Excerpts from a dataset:
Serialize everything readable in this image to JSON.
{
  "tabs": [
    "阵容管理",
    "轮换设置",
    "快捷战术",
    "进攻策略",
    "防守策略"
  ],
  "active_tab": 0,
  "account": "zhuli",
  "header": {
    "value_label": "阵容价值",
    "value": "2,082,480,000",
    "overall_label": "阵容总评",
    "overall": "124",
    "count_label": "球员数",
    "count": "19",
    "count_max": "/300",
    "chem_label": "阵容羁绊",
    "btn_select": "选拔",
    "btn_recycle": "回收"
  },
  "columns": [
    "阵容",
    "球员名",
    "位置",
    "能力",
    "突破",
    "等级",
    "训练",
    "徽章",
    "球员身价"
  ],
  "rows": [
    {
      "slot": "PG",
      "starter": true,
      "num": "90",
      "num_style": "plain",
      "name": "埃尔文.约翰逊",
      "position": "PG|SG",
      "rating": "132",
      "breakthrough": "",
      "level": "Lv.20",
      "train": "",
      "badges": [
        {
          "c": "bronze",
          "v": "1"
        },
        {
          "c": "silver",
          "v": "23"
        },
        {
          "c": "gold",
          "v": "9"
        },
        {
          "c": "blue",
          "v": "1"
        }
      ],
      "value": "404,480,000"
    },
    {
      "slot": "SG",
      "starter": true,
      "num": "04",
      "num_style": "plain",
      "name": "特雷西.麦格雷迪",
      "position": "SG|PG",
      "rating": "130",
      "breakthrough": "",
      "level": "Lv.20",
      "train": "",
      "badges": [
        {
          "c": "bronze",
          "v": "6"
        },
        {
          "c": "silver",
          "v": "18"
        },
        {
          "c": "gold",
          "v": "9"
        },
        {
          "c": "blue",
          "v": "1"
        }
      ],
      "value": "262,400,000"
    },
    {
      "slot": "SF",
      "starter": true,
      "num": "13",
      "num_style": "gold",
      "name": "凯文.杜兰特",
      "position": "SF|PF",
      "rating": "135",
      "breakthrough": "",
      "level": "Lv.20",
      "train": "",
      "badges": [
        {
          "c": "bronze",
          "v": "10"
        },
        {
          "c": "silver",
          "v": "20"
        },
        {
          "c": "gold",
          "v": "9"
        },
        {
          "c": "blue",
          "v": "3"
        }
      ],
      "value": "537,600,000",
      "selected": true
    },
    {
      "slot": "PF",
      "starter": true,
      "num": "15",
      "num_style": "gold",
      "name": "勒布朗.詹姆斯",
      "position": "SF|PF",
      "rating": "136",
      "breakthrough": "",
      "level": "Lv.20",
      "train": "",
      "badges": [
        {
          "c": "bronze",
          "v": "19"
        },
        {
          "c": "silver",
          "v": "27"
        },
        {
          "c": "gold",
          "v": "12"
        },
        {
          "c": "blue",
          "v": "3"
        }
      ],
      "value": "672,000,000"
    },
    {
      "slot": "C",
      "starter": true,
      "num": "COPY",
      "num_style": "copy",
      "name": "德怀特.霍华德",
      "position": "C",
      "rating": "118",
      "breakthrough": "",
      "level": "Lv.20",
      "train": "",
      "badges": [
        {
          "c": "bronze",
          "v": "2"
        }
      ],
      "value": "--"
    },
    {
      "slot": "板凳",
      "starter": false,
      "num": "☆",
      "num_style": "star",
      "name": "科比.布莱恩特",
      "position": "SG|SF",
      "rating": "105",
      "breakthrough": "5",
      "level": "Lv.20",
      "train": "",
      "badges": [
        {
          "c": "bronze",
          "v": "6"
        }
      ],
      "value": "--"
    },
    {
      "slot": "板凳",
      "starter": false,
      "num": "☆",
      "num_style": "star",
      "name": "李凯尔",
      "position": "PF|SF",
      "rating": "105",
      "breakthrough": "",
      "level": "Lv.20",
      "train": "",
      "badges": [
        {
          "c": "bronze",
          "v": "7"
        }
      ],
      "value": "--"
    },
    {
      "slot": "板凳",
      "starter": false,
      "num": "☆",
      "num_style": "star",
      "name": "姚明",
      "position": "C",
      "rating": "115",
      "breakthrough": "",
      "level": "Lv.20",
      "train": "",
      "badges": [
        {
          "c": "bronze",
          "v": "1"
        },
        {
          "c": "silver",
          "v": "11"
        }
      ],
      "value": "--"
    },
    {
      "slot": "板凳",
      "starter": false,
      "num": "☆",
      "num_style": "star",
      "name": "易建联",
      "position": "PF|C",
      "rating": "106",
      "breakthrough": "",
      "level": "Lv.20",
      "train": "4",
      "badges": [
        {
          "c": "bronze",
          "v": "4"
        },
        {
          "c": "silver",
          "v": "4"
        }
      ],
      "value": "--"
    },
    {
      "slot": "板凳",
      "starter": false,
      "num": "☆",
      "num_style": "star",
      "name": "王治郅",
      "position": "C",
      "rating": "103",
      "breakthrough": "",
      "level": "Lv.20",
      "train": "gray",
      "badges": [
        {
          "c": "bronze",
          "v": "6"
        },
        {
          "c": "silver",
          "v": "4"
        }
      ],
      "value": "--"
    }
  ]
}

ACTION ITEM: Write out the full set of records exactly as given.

RESPONSE:
Serialize everything readable in this image to JSON.
{
  "tabs": [
    "阵容管理",
    "轮换设置",
    "快捷战术",
    "进攻策略",
    "防守策略"
  ],
  "active_tab": 0,
  "account": "zhuli",
  "header": {
    "value_label": "阵容价值",
    "value": "2,082,480,000",
    "overall_label": "阵容总评",
    "overall": "124",
    "count_label": "球员数",
    "count": "19",
    "count_max": "/300",
    "chem_label": "阵容羁绊",
    "btn_select": "选拔",
    "btn_recycle": "回收"
  },
  "columns": [
    "阵容",
    "球员名",
    "位置",
    "能力",
    "突破",
    "等级",
    "训练",
    "徽章",
    "球员身价"
  ],
  "rows": [
    {
      "slot": "PG",
      "starter": true,
      "num": "90",
      "num_style": "plain",
      "name": "埃尔文.约翰逊",
      "position": "PG|SG",
      "rating": "132",
      "breakthrough": "",
      "level": "Lv.20",
      "train": "",
      "badges": [
        {
          "c": "bronze",
          "v": "1"
        },
        {
          "c": "silver",
          "v": "23"
        },
        {
          "c": "gold",
          "v": "9"
        },
        {
          "c": "blue",
          "v": "1"
        }
      ],
      "value": "404,480,000"
    },
    {
      "slot": "SG",
      "starter": true,
      "num": "04",
      "num_style": "plain",
      "name": "特雷西.麦格雷迪",
      "position": "SG|PG",
      "rating": "130",
      "breakthrough": "",
      "level": "Lv.20",
      "train": "",
      "badges": [
        {
          "c": "bronze",
          "v": "6"
        },
        {
          "c": "silver",
          "v": "18"
        },
        {
          "c": "gold",
          "v": "9"
        },
        {
          "c": "blue",
          "v": "1"
        }
      ],
      "value": "262,400,000"
    },
    {
      "slot": "SF",
      "starter": true,
      "num": "13",
      "num_style": "gold",
      "name": "凯文.杜兰特",
      "position": "SF|PF",
      "rating": "135",
      "breakthrough": "",
      "level": "Lv.20",
      "train": "",
      "badges": [
        {
          "c": "bronze",
          "v": "10"
        },
        {
          "c": "silver",
          "v": "20"
        },
        {
          "c": "gold",
          "v": "9"
        },
        {
          "c": "blue",
          "v": "3"
        }
      ],
      "value": "537,600,000",
      "selected": true
    },
    {
      "slot": "PF",
      "starter": true,
      "num": "15",
      "num_style": "gold",
      "name": "勒布朗.詹姆斯",
      "position": "SF|PF",
      "rating": "136",
      "breakthrough": "",
      "level": "Lv.20",
      "train": "",
      "badges": [
        {
          "c": "bronze",
          "v": "19"
        },
        {
          "c": "silver",
          "v": "27"
        },
        {
          "c": "gold",
          "v": "12"
        },
        {
          "c": "blue",
          "v": "3"
        }
      ],
      "value": "672,000,000"
    },
    {
      "slot": "C",
      "starter": true,
      "num": "COPY",
      "num_style": "copy",
      "name": "德怀特.霍华德",
      "position": "C",
      "rating": "118",
      "breakthrough": "",
      "level": "Lv.20",
      "train": "",
      "badges": [
        {
          "c": "bronze",
          "v": "2"
        }
      ],
      "value": "--"
    },
    {
      "slot": "板凳",
      "starter": false,
      "num": "☆",
      "num_style": "star",
      "name": "科比.布莱恩特",
      "position": "SG|SF",
      "rating": "105",
      "breakthrough": "5",
      "level": "Lv.20",
      "train": "",
      "badges": [
        {
          "c": "bronze",
          "v": "6"
        }
      ],
      "value": "--"
    },
    {
      "slot": "板凳",
      "starter": false,
      "num": "☆",
      "num_style": "star",
      "name": "李凯尔",
      "position": "PF|SF",
      "rating": "105",
      "breakthrough": "",
      "level": "Lv.20",
      "train": "",
      "badges": [
        {
          "c": "bronze",
          "v": "7"
        }
      ],
      "value": "--"
    },
    {
      "slot": "板凳",
      "starter": false,
      "num": "☆",
      "num_style": "star",
      "name": "姚明",
      "position": "C",
      "rating": "115",
      "breakthrough": "",
      "level": "Lv.20",
      "train": "",
      "badges": [
        {
          "c": "bronze",
          "v": "1"
        },
        {
          "c": "silver",
          "v": "11"
        }
      ],
      "value": "--"
    },
    {
      "slot": "板凳",
      "starter": false,
      "num": "☆",
      "num_style": "star",
      "name": "易建联",
      "position": "PF|C",
      "rating": "106",
      "breakthrough": "",
      "level": "Lv.20",
      "train": "4",
      "badges": [
        {
          "c": "bronze",
          "v": "4"
        },
        {
          "c": "silver",
          "v": "4"
        }
      ],
      "value": "--"
    },
    {
      "slot": "板凳",
      "starter": false,
      "num": "☆",
      "num_style": "star",
      "name": "王治郅",
      "position": "C",
      "rating": "103",
      "breakthrough": "",
      "level": "Lv.20",
      "train": "gray",
      "badges": [
        {
          "c": "bronze",
          "v": "6"
        },
        {
          "c": "silver",
          "v": "4"
        }
      ],
      "value": "--"
    }
  ]
}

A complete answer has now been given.